Egypt warns EgyptAir workers in Southeast Asia of deadly zoonotic Nipah virus The infection generally occurs after direct contact with infected animals, including bats and pig
File Photo: An Egyptair plane aircraft landed at Cairo Airport. REUTERS
Egypt’s Civil Aviation Authority warned EgyptAir workers based in Southeast Asia of the deadly zoonotic Nipah virus (NiV), which is currently widespread in several Asian countries.
In a circular on Sunday, the authority provided the necessary information on the virus, which it said can be transmitted to humans from animals, other humans, and contaminated foods.
The infection generally occurs after direct contact with infected animals, including bats and pigs.
The symptoms, similar to influenza, take an incubation period ranging from five to 14 days. The maximum incubation period is 45 days.
The symptoms include fever, headaches, myalgia, vomiting and sore throat, the circular explained, adding that these initial symptoms can be followed by dizziness, drowsiness, altered consciousness, and neurological signs that show acute encephalitis.
The Civil Aviation Authority urged the necessity of avoiding contact with fruit bats, pigs, and monkeys and refraining from consuming raw meat.
It also stressed the importance of wearing face masks and protective gear when in direct contact with animals, and avoiding direct contact with infected patients.

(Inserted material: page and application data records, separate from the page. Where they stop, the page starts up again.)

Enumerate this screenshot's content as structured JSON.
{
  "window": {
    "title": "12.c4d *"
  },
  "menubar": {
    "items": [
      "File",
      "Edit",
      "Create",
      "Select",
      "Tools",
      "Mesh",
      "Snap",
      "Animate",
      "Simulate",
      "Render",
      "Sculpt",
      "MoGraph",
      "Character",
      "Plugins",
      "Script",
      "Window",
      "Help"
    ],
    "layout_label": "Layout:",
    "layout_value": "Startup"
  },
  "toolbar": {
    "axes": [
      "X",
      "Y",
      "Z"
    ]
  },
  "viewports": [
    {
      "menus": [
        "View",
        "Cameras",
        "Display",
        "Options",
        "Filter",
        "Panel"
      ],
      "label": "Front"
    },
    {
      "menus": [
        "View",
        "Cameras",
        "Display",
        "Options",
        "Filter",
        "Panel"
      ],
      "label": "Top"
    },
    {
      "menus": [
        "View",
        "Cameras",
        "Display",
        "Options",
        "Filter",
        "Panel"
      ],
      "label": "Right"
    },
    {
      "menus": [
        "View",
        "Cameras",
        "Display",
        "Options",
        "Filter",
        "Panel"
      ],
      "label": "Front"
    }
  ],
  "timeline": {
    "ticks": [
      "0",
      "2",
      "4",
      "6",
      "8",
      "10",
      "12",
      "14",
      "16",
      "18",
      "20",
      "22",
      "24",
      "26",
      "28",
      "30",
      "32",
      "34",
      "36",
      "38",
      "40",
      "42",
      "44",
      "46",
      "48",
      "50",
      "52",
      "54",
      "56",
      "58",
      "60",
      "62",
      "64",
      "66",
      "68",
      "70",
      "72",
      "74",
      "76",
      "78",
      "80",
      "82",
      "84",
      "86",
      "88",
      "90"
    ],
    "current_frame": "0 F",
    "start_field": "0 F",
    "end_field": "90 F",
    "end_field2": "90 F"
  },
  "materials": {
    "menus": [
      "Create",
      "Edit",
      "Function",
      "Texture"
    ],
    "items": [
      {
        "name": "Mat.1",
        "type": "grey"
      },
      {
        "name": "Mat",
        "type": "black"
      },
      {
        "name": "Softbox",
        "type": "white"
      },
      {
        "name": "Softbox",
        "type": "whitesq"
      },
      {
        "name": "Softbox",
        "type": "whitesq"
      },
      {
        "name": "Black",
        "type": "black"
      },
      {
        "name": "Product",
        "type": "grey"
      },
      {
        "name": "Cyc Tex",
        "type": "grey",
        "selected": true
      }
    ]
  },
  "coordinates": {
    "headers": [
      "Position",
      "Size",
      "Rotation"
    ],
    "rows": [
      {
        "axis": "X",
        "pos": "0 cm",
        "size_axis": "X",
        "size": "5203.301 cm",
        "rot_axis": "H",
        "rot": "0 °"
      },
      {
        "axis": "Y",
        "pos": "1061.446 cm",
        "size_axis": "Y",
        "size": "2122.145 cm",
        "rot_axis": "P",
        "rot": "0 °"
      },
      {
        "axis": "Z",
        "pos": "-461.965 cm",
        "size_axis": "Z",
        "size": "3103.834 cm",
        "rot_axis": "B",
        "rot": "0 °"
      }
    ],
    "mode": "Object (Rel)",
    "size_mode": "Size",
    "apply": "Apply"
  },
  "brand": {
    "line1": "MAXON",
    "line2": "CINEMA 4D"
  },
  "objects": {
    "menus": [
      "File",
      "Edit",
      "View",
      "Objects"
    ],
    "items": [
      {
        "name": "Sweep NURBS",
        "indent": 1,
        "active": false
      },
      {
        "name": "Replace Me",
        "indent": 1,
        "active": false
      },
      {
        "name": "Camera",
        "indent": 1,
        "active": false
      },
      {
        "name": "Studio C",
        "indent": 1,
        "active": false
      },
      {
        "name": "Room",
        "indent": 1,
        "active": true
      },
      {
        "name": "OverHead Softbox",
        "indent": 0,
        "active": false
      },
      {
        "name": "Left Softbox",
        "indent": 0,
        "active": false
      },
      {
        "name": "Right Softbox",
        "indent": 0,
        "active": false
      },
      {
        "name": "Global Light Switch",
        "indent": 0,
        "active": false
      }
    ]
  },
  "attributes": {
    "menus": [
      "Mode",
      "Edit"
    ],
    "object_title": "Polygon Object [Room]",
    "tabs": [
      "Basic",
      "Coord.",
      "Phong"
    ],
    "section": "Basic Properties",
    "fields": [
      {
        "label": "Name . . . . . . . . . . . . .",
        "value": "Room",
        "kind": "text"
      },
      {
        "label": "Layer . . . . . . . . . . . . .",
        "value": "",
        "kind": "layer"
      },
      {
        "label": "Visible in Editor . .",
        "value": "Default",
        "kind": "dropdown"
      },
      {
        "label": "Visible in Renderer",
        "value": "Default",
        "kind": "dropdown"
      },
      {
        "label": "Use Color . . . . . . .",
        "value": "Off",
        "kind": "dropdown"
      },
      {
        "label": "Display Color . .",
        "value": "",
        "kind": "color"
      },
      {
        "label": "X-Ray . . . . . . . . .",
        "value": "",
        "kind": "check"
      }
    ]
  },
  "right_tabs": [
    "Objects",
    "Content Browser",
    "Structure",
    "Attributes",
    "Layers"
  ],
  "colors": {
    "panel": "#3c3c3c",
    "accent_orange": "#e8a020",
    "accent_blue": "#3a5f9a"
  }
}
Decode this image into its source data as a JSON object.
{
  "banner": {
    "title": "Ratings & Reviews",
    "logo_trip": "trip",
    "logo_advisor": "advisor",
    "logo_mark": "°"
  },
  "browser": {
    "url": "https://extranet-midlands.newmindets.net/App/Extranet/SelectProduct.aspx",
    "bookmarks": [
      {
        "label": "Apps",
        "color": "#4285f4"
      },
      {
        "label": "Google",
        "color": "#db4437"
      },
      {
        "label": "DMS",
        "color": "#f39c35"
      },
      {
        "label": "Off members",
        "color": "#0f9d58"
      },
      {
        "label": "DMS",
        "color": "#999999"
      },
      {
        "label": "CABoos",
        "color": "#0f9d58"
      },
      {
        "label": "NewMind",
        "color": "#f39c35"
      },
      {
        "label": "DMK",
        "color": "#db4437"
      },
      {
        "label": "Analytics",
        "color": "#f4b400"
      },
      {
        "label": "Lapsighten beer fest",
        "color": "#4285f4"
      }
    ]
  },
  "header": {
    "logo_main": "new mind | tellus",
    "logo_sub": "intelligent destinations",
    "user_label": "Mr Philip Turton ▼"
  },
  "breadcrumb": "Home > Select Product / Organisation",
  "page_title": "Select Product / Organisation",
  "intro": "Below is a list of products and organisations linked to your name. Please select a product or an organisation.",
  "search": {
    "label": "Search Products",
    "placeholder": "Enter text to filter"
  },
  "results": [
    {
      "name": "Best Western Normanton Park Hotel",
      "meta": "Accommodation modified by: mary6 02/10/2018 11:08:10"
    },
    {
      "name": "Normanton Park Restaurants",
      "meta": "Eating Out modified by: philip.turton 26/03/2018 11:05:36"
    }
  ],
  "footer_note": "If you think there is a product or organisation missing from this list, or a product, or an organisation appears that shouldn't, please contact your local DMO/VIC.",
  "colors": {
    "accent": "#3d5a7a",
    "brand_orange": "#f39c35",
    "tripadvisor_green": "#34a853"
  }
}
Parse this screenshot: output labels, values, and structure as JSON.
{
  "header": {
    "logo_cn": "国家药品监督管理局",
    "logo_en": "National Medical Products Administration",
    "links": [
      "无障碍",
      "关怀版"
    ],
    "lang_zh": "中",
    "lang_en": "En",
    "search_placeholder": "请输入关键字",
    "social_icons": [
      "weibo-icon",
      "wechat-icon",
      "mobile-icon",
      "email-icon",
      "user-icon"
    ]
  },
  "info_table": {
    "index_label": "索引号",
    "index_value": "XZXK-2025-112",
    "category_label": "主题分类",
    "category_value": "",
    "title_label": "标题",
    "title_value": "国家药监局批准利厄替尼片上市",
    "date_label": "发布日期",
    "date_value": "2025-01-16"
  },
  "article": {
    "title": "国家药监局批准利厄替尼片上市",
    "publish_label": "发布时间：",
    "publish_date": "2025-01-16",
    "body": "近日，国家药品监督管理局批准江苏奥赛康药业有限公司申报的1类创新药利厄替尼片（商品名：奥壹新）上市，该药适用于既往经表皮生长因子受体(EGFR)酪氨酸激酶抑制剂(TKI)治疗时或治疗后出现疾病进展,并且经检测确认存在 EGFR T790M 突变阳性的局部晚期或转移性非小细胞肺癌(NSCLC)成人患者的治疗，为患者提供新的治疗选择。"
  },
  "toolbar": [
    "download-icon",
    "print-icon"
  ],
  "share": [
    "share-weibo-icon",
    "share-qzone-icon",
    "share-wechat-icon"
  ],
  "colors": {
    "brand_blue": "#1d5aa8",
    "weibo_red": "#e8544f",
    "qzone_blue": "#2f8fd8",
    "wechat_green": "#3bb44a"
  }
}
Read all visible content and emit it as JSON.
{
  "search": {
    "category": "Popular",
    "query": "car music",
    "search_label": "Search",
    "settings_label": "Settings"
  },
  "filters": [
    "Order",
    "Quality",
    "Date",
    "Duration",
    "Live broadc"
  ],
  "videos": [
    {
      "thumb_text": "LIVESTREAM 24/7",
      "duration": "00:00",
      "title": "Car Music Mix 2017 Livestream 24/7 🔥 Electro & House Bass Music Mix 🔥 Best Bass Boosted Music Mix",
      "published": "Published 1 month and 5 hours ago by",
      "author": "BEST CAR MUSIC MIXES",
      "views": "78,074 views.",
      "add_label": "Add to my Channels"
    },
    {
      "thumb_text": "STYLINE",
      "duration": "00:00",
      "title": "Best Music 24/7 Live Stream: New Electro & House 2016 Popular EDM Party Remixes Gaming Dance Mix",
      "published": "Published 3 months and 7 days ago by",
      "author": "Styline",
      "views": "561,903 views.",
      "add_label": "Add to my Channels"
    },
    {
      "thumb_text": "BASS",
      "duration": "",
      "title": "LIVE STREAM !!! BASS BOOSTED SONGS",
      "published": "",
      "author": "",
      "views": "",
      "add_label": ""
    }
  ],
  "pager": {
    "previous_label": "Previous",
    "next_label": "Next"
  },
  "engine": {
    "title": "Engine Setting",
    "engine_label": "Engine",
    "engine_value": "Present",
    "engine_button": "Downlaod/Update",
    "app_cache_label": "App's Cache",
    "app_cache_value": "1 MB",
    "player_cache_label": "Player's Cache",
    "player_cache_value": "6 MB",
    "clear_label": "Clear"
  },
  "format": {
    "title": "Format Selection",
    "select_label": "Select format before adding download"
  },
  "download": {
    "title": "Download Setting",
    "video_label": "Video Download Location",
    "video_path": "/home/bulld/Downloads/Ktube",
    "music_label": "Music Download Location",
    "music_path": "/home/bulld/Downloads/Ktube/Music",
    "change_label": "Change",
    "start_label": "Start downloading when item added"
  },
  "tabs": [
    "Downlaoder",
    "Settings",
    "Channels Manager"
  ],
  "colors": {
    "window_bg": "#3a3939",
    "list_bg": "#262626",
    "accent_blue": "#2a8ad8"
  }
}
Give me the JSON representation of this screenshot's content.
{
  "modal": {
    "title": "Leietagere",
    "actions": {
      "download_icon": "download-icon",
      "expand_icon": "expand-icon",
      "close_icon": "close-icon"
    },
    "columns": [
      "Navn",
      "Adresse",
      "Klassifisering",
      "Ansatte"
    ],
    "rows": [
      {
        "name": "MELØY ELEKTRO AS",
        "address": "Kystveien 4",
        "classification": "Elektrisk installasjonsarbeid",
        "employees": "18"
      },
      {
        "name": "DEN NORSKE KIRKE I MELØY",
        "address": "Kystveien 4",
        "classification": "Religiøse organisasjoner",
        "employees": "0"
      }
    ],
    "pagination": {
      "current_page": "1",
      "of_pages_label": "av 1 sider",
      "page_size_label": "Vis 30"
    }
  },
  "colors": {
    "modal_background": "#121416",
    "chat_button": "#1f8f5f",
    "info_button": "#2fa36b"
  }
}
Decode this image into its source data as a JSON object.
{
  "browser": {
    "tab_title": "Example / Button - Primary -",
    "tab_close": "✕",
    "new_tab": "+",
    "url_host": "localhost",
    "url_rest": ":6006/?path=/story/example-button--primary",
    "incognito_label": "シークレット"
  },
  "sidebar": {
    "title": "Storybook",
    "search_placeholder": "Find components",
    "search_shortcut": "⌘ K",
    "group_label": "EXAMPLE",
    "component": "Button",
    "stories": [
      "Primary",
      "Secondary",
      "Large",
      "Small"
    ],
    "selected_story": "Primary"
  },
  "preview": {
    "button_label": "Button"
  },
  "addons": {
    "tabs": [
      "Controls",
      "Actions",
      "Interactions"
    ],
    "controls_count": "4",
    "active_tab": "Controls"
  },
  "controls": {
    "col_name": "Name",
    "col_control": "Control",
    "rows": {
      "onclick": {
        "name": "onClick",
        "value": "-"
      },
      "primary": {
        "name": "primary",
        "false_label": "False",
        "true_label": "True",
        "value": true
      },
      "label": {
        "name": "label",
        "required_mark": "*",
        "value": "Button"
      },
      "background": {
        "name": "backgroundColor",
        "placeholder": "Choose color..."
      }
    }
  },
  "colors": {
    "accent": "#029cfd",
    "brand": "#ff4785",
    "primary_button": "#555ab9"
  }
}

According to the World Health Organisation (WHO), the zoonotic virus was first detected in 1999 during an outbreak among pig farmers in Malaysia.
It has since spread to other countries in Asia, including India, Singapore, and Bangladesh.
There is currently no treatment specific for Nipah virus infection, WHO said, estimating its fatality rate at 40 to 75 percent.